Thanks, Chris, for taking the time to read my post and especially for writing. My wife’s purse practices are identical to yours. We sit, however, in a side pew that is about 4 feet away from an exit door. That seat offered us peace of mind when we first left the cryroom—-in case one of our children had a meltdown, we had a quick escape. Despite our kids being older, we still sit there out of habit. My wife always leaves her purse and never has there been an incident. When we visit a parish on vacation though, she typically takes it with her, especially if we have camera equipment in tow. I didn’t ask our pastor, but I’ve never heard of an incident in our parish and it hasn’t been referenced in the bulletin or announcements.
Of the 18 items one might find in a woman’s purse in a Catholic Church, no mention was made of a Rosary or small prayer book. That blows me away!
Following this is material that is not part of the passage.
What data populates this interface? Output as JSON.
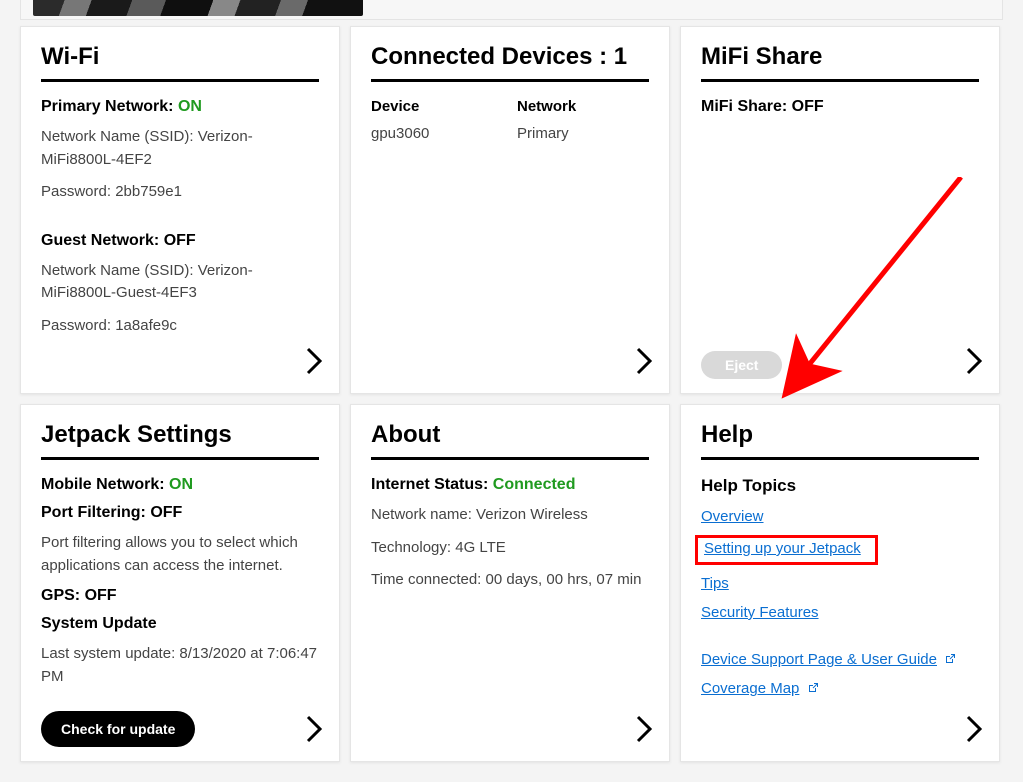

Hi Pauletta! Thanks so much for reading my post and for taking the time to write. I asked the ladies I interviewed for the contents of their purses. The 18 items are a consolidated list. None of them mentioned a Rosary or small prayer book so they were not included in my post.
Out of the 18 items that you listed that might be found in a woman’s purse in a Catholic church, there was no mention of a Rosary, a small meditation or prayer book. That just blows me away!
Please read my reply above. This seems to be an earlier version of your second comment at top.
Thanks, Dan, for writing back to me. Sorry for the second comment….I’m not too good at this so I inadvertently sent a second mailing. And thanks for explaining about the survey of those ladies. Guess I must be old fashioned….I almost feel naked without my Rosary. 🙂 I arrive early & so I bring a couple of favorite meditation books along with me. Oh yes, I leave my purse in the pew. Sometimes I walk off without it and someone comes chasing to give it back to me. I’m new to you site and look forward to your next article. Many thanks!
Hi Pauletta! Welcome to the site! Feel free to sign up and you’ll receive an email when a new article is posted.
One of the ladies I interviewed is my own mother–a daily communicant. She recites the Rosary and reads the Magnificat each morning at 6AM before heading to Mass at 7. She hangs her Rosary from her bedpost and keeps the Magnificat on her nightstand. She carries neither in her purse. At 73 years young, she might be considered “old fashioned” as well, but I’m sure she wouldn’t agree 🙂
Thanks for responding to this post and I look forward to your comments! Happy Easter!